Directions for this task
Using the entries below, show all lines with the string "screenshot".

* * *

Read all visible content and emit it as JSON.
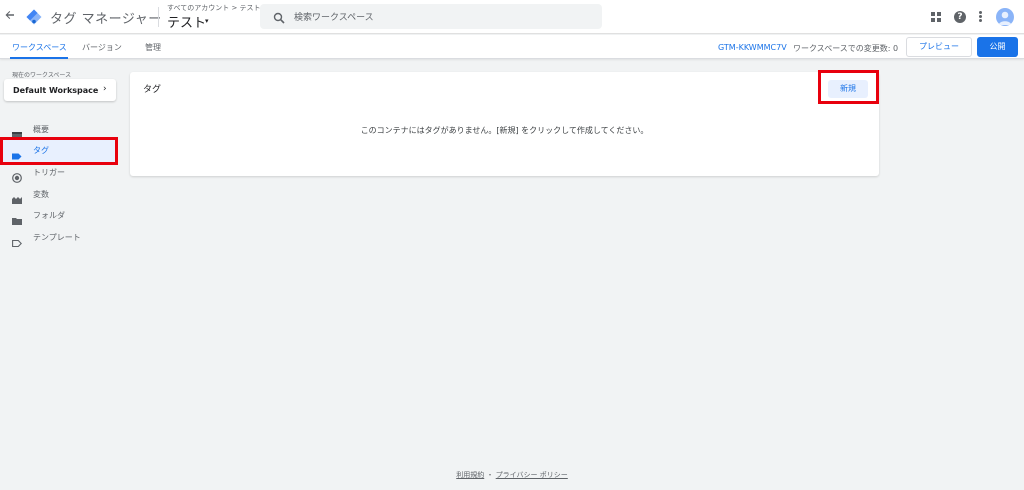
{
  "header": {
    "back_icon": "arrow-back-icon",
    "logo_icon": "tag-manager-logo-icon",
    "app_title": "タグ マネージャー",
    "breadcrumb": "すべてのアカウント > テスト",
    "container_name": "テスト",
    "container_caret": "▾",
    "search_placeholder": "検索ワークスペース",
    "icons": [
      "search-icon",
      "apps-icon",
      "help-icon",
      "more-vert-icon",
      "avatar"
    ],
    "help_glyph": "?"
  },
  "nav": {
    "tabs": [
      {
        "label": "ワークスペース",
        "active": true
      },
      {
        "label": "バージョン",
        "active": false
      },
      {
        "label": "管理",
        "active": false
      }
    ],
    "container_id": "GTM-KKWMMC7V",
    "changes_text": "ワークスペースでの変更数: 0",
    "preview_label": "プレビュー",
    "publish_label": "公開"
  },
  "sidebar": {
    "workspace_label": "現在のワークスペース",
    "workspace_name": "Default Workspace",
    "workspace_chevron": "›",
    "items": [
      {
        "label": "概要",
        "icon": "overview-icon",
        "selected": false
      },
      {
        "label": "タグ",
        "icon": "tag-icon",
        "selected": true
      },
      {
        "label": "トリガー",
        "icon": "trigger-icon",
        "selected": false
      },
      {
        "label": "変数",
        "icon": "variable-icon",
        "selected": false
      },
      {
        "label": "フォルダ",
        "icon": "folder-icon",
        "selected": false
      },
      {
        "label": "テンプレート",
        "icon": "template-icon",
        "selected": false
      }
    ]
  },
  "main": {
    "card_title": "タグ",
    "new_button_label": "新規",
    "empty_message": "このコンテナにはタグがありません。[新規] をクリックして作成してください。"
  },
  "footer": {
    "terms": "利用規約",
    "separator": "・",
    "privacy": "プライバシー ポリシー"
  },
  "colors": {
    "accent": "#1a73e8",
    "highlight": "#e8000d",
    "selected_bg": "#e8f0fe"
  }
}
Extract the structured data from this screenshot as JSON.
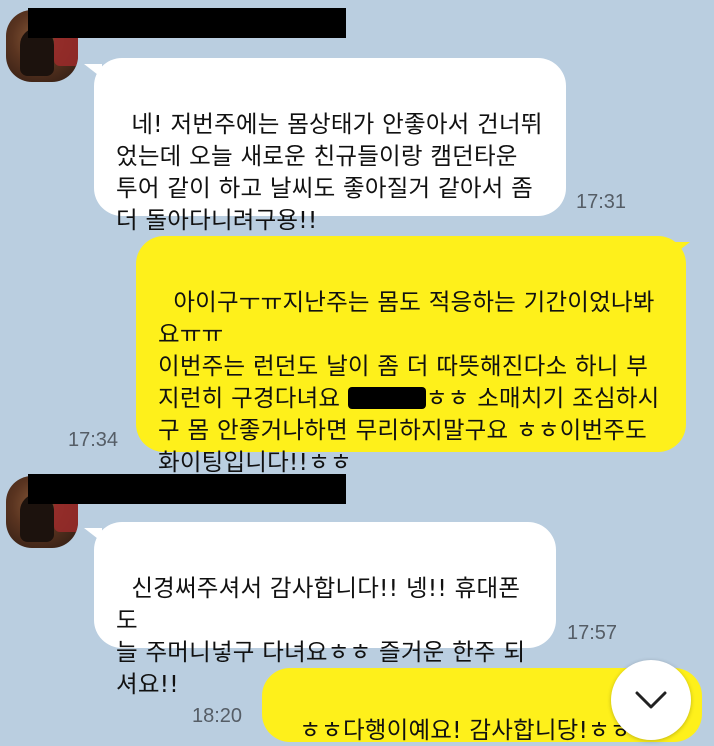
{
  "messages": [
    {
      "sender": "them",
      "text": "네! 저번주에는 몸상태가 안좋아서 건너뛰\n었는데 오늘 새로운 친규들이랑 캠던타운\n투어 같이 하고 날씨도 좋아질거 같아서 좀\n더 돌아다니려구용!!",
      "time": "17:31"
    },
    {
      "sender": "me",
      "text_before": "아이구ㅜㅠ지난주는 몸도 적응하는 기간이었나봐\n요ㅠㅠ\n이번주는 런던도 날이 좀 더 따뜻해진다소 하니 부\n지런히 구경다녀요 ",
      "text_after": "ㅎㅎ 소매치기 조심하시\n구 몸 안좋거나하면 무리하지말구요 ㅎㅎ이번주도\n화이팅입니다!!ㅎㅎ",
      "time": "17:34"
    },
    {
      "sender": "them",
      "text": "신경써주셔서 감사합니다!! 넹!! 휴대폰도\n늘 주머니넣구 다녀요ㅎㅎ 즐거운 한주 되\n셔요!!",
      "time": "17:57"
    },
    {
      "sender": "me",
      "text": "ㅎㅎ다행이예요! 감사합니당!ㅎㅎ",
      "time": "18:20"
    }
  ],
  "colors": {
    "background": "#bacee0",
    "incoming_bubble": "#ffffff",
    "outgoing_bubble": "#fef01b"
  },
  "icons": {
    "scroll_down": "chevron-down-icon"
  }
}
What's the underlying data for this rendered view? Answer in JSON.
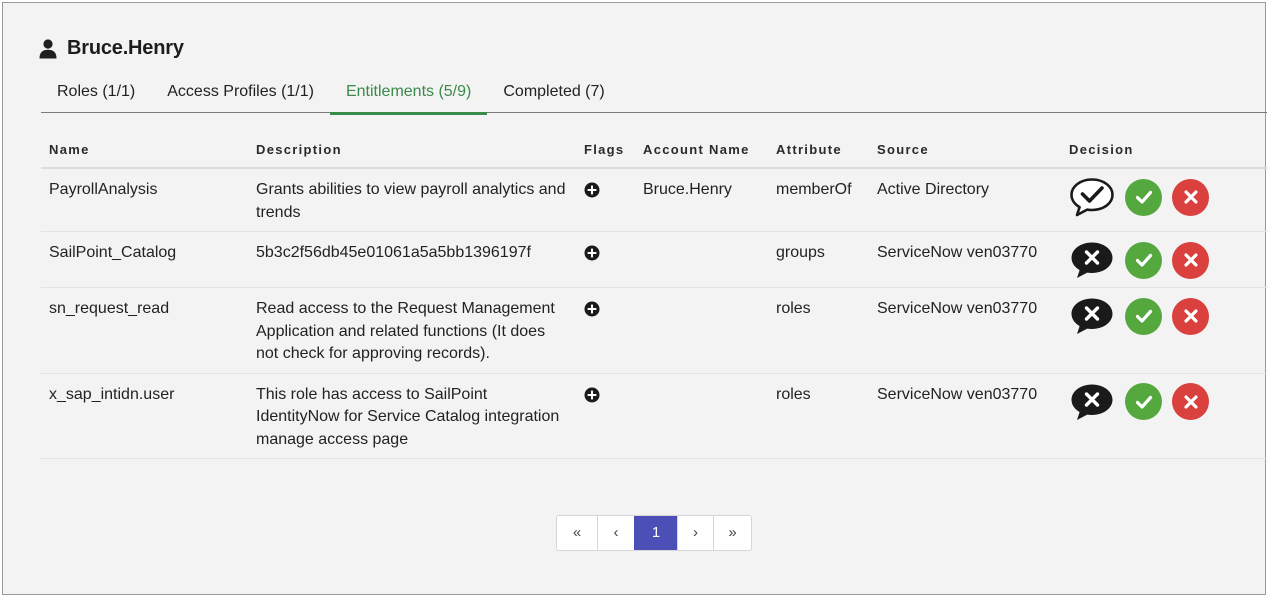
{
  "user": {
    "name": "Bruce.Henry",
    "icon": "user-icon"
  },
  "tabs": [
    {
      "label": "Roles (1/1)"
    },
    {
      "label": "Access Profiles (1/1)"
    },
    {
      "label": "Entitlements (5/9)",
      "active": true
    },
    {
      "label": "Completed (7)"
    }
  ],
  "table": {
    "headers": {
      "name": "Name",
      "description": "Description",
      "flags": "Flags",
      "account_name": "Account Name",
      "attribute": "Attribute",
      "source": "Source",
      "decision": "Decision"
    },
    "rows": [
      {
        "name": "PayrollAnalysis",
        "description": "Grants abilities to view payroll analytics and trends",
        "flag_icon": "plus-circle-icon",
        "account_name": "Bruce.Henry",
        "attribute": "memberOf",
        "source": "Active Directory",
        "comment_icon": "comment-check-outline-icon"
      },
      {
        "name": "SailPoint_Catalog",
        "description": "5b3c2f56db45e01061a5a5bb1396197f",
        "flag_icon": "plus-circle-icon",
        "account_name": "",
        "attribute": "groups",
        "source": "ServiceNow ven03770",
        "comment_icon": "comment-x-filled-icon"
      },
      {
        "name": "sn_request_read",
        "description": "Read access to the Request Management Application and related functions (It does not check for approving records).",
        "flag_icon": "plus-circle-icon",
        "account_name": "",
        "attribute": "roles",
        "source": "ServiceNow ven03770",
        "comment_icon": "comment-x-filled-icon"
      },
      {
        "name": "x_sap_intidn.user",
        "description": "This role has access to SailPoint IdentityNow for Service Catalog integration manage access page",
        "flag_icon": "plus-circle-icon",
        "account_name": "",
        "attribute": "roles",
        "source": "ServiceNow ven03770",
        "comment_icon": "comment-x-filled-icon"
      }
    ]
  },
  "pagination": {
    "first": "«",
    "prev": "‹",
    "current": "1",
    "next": "›",
    "last": "»"
  },
  "colors": {
    "active_tab": "#3a8a4a",
    "approve": "#55a83e",
    "reject": "#d9403e",
    "page_current": "#4b4fb6"
  }
}
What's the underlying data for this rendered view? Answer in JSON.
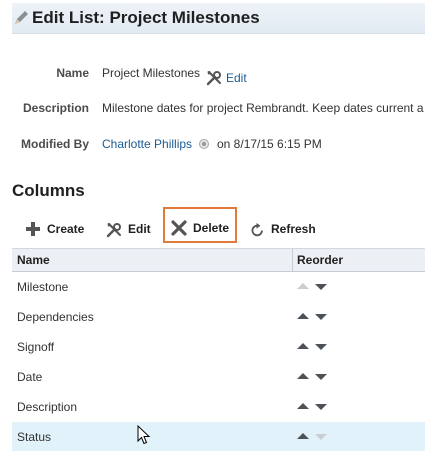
{
  "header": {
    "title": "Edit List: Project Milestones"
  },
  "details": {
    "name_label": "Name",
    "name_value": "Project Milestones",
    "edit_link": "Edit",
    "description_label": "Description",
    "description_value": "Milestone dates for project Rembrandt. Keep dates current a",
    "modified_by_label": "Modified By",
    "modified_by_user": "Charlotte Phillips",
    "modified_on": "on 8/17/15 6:15 PM"
  },
  "columns_section": {
    "title": "Columns",
    "toolbar": {
      "create_label": "Create",
      "edit_label": "Edit",
      "delete_label": "Delete",
      "refresh_label": "Refresh"
    },
    "table": {
      "headers": [
        "Name",
        "Reorder"
      ],
      "rows": [
        {
          "name": "Milestone",
          "up_enabled": false,
          "down_enabled": true
        },
        {
          "name": "Dependencies",
          "up_enabled": true,
          "down_enabled": true
        },
        {
          "name": "Signoff",
          "up_enabled": true,
          "down_enabled": true
        },
        {
          "name": "Date",
          "up_enabled": true,
          "down_enabled": true
        },
        {
          "name": "Description",
          "up_enabled": true,
          "down_enabled": true
        },
        {
          "name": "Status",
          "up_enabled": true,
          "down_enabled": false,
          "selected": true
        }
      ]
    }
  },
  "colors": {
    "link": "#1b5b93",
    "highlight_border": "#e07b39",
    "selected_row": "#e2f2fa",
    "header_bg": "#e2eaf2"
  },
  "icons": {
    "title": "pencil-icon",
    "edit_link": "wrench-screwdriver-icon",
    "presence": "presence-status-icon",
    "create": "plus-icon",
    "edit": "wrench-screwdriver-icon",
    "delete": "x-icon",
    "refresh": "refresh-icon",
    "reorder_up": "triangle-up-icon",
    "reorder_down": "triangle-down-icon"
  }
}
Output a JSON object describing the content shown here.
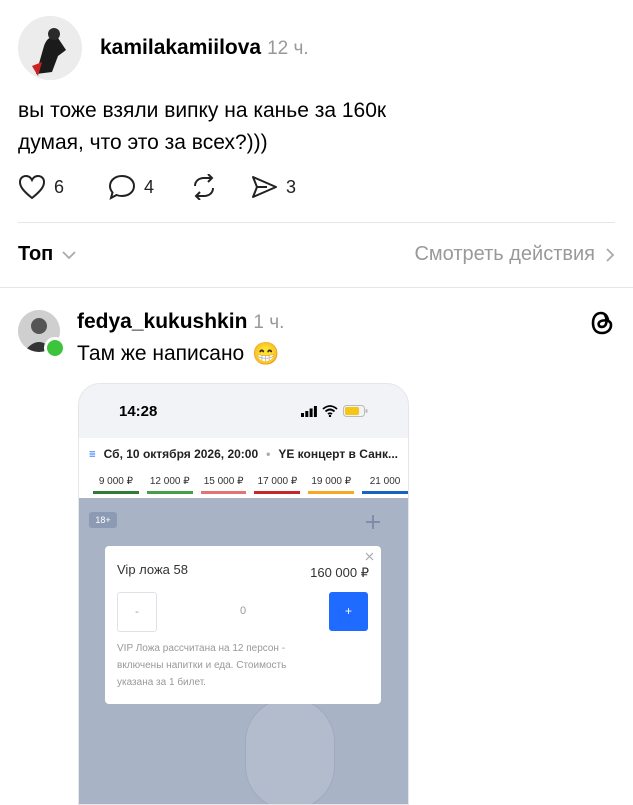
{
  "post": {
    "username": "kamilakamiilova",
    "time": "12 ч.",
    "text_line1": "вы тоже взяли випку на канье за 160к",
    "text_line2": "думая, что это за всех?)))",
    "likes": "6",
    "comments": "4",
    "shares": "3"
  },
  "sort_bar": {
    "label": "Топ",
    "view_activity": "Смотреть действия"
  },
  "reply": {
    "username": "fedya_kukushkin",
    "time": "1 ч.",
    "text": "Там же написано",
    "emoji": "😁"
  },
  "screenshot": {
    "clock": "14:28",
    "event_title": "Сб, 10 октября 2026, 20:00",
    "event_name": "YE концерт в Санк...",
    "prices": [
      {
        "label": "9 000 ₽",
        "color": "#2e7d32"
      },
      {
        "label": "12 000 ₽",
        "color": "#43a047"
      },
      {
        "label": "15 000 ₽",
        "color": "#e57373"
      },
      {
        "label": "17 000 ₽",
        "color": "#c62828"
      },
      {
        "label": "19 000 ₽",
        "color": "#f9a825"
      },
      {
        "label": "21 000",
        "color": "#1565c0"
      }
    ],
    "age_badge": "18+",
    "modal": {
      "title": "Vip ложа 58",
      "price": "160 000 ₽",
      "minus": "-",
      "qty": "0",
      "plus": "+",
      "description_1": "VIP Ложа рассчитана на 12 персон -",
      "description_2": "включены напитки и еда. Стоимость",
      "description_3": "указана за 1 билет."
    }
  },
  "colors": {
    "accent_blue": "#1f6bff",
    "online_green": "#3cc43c"
  }
}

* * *

Exercise output
Extract the structured data from this screenshot as JSON.
  "screenshot": {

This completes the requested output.